uncover her face
In the London Review of Books, Jeremy Harding introduces some new perspectives on the French religous symbols law.

On the government's other flank stand the National Front and Bruno Mégret's Mouvement National Républicain, which still have the capacity to bruise the centre right. With regional elections next month, the veil has provided a pretext for the ruling UMP to show that it is policing proper republican standards, in ways that both the far right and the religion-mongers of immigrant descent are not - and to steal some of Le Pen's thunder. Le Pen has inadvertently flattered the government by opposing the ban - when it comes to veil-politics he hasn't much room for manoeuvre - on the grounds that by wearing the hijab, Muslim women distinguish themselves from 'les Français de souche', i.e. people of bona fide Gallic stock, and that this is fine: it will make things easier, the implication is, when it comes to throwing them out.

I think it reasonable to assume from this that the law isn't an attempt to pander to the far right.
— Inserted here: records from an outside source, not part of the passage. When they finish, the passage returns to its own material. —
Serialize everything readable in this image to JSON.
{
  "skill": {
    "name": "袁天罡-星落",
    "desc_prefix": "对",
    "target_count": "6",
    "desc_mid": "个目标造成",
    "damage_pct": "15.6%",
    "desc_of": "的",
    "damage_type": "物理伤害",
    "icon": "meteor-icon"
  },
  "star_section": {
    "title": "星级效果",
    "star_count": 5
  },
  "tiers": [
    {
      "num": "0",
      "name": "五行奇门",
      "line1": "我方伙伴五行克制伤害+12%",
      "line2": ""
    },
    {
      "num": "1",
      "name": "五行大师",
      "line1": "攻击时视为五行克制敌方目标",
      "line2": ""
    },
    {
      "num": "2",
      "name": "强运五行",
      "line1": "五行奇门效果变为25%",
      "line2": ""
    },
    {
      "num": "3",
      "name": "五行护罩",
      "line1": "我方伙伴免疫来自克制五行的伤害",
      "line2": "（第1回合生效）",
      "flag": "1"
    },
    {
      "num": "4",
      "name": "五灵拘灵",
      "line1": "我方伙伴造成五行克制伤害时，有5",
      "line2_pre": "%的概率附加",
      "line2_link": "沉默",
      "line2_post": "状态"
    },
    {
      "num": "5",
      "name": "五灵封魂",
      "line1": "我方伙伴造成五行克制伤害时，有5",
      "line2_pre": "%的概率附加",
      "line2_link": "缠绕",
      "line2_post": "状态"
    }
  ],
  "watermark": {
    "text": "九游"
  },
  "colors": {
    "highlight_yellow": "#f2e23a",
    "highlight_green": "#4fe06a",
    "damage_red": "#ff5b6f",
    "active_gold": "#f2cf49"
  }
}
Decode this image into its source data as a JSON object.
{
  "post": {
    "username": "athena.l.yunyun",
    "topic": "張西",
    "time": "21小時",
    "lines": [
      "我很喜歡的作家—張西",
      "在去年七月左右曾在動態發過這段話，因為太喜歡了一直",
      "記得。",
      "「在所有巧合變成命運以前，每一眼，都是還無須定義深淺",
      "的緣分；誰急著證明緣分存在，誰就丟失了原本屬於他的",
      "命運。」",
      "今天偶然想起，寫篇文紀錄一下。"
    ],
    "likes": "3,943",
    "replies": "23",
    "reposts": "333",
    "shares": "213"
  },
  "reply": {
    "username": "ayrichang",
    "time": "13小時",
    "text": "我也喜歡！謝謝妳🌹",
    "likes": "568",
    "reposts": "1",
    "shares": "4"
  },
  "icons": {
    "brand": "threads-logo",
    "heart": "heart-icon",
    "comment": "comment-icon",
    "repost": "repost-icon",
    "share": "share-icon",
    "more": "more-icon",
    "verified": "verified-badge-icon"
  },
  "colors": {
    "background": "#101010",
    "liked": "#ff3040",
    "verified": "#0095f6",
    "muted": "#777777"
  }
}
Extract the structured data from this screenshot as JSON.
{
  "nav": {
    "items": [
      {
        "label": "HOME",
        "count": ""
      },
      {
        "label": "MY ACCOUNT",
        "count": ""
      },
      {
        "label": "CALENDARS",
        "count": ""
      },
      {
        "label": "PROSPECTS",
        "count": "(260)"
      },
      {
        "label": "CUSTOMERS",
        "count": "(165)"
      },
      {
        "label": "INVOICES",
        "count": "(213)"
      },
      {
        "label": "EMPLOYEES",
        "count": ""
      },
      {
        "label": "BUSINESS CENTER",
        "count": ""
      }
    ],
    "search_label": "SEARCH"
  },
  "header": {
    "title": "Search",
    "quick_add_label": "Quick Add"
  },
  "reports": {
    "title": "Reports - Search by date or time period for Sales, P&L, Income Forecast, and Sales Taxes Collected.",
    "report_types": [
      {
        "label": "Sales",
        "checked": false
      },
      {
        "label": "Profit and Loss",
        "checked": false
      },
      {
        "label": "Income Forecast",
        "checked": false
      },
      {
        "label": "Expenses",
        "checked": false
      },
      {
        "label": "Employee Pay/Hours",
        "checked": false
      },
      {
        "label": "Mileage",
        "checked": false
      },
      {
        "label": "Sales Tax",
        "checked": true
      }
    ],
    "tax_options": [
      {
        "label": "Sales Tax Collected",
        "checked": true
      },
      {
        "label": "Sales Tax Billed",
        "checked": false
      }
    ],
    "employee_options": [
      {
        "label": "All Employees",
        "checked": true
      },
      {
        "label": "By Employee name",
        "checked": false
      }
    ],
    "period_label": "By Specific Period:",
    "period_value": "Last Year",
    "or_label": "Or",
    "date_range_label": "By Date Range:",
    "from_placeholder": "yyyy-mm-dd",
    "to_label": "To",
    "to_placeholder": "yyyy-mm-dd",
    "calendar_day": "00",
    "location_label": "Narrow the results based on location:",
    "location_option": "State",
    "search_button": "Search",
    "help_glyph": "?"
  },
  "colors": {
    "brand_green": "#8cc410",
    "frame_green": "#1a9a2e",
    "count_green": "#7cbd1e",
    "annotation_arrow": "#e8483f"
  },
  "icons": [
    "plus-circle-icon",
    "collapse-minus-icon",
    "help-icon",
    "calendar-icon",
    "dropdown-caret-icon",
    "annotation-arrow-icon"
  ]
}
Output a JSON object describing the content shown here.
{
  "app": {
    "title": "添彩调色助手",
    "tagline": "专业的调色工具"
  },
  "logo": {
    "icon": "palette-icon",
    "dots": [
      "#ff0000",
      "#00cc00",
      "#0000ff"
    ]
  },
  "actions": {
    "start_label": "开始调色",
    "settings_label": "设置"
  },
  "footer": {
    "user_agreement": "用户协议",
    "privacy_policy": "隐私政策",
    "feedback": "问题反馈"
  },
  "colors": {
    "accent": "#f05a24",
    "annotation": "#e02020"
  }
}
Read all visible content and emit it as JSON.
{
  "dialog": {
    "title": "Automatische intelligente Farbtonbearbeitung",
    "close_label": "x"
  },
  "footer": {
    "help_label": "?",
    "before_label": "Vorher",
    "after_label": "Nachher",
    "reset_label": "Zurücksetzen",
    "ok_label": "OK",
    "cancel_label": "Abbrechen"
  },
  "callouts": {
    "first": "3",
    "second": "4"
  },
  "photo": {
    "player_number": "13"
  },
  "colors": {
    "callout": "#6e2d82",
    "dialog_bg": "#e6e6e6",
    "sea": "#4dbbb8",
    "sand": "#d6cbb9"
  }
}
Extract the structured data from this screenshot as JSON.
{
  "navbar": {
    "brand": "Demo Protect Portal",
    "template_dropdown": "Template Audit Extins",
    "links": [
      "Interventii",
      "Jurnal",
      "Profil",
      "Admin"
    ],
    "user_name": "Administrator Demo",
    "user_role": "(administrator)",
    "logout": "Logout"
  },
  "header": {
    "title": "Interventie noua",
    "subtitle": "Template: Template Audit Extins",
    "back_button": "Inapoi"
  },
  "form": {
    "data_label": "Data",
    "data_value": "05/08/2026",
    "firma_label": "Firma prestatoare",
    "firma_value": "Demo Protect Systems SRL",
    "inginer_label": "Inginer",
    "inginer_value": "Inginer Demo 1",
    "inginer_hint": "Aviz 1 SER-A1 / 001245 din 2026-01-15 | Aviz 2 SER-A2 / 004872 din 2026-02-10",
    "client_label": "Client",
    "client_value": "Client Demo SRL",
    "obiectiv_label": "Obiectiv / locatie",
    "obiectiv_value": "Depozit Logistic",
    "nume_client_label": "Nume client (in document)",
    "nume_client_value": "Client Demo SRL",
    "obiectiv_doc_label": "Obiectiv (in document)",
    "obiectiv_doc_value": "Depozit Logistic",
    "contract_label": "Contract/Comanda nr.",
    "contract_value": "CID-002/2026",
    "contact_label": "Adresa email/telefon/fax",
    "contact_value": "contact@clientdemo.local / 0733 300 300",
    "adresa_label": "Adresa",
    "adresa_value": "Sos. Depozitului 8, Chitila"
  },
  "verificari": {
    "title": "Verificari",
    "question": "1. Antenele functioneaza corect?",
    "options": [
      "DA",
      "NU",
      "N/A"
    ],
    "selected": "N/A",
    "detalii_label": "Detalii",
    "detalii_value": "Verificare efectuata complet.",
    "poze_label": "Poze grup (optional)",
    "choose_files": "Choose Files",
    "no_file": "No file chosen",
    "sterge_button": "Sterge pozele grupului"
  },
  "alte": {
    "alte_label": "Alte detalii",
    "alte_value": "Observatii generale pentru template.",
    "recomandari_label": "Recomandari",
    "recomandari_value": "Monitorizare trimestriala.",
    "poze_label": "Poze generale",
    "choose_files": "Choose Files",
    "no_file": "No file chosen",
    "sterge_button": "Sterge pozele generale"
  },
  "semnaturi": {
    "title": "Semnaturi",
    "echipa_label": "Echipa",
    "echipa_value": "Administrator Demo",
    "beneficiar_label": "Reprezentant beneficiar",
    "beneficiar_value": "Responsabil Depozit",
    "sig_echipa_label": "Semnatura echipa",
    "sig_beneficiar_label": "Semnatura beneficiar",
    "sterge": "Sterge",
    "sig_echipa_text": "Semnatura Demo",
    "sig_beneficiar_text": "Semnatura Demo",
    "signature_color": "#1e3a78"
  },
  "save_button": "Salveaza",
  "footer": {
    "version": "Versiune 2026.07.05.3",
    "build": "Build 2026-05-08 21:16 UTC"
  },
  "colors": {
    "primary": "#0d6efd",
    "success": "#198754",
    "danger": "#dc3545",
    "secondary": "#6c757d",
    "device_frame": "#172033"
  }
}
In fact, it seems to have smoked the fascists out. Inter alia, the law insists that people take their "yellow stars of david" off. Harding also points out that this isn't an example of mandarin secularism, but a response to pressure from those most immediately effected.

Teachers tell worrying stories which depict the veil as the beginning of selective opposition to the curriculum. This might, for example, include a Muslim student's refusal to do gym or discuss certain areas of natural science, or to countenance teaching on the Holocaust, and then shade off into abuse or physical violence after a classroom session on the Middle East. Teachers are also clear that the wearing of religious symbols tends to exacerbate the divisions over heated issues such as Palestine.

One comparison here is with attempts to force "intelligent design" on to the syllabus in several US states, and the support by the British government for taxpayer funded creationism. When given the chance to do so, many religions exploit a fundamentally secular conception of freedom - that religious and non-religous points of view deserve equal tolerance - to push their own agenda forward. You either indulge this in the hope that it won't go too far or you try to put a stop to it. Either is a reasonable option, though both could result in repressive consequences. Right now I'm inclined to believe that the French approach is the least worst.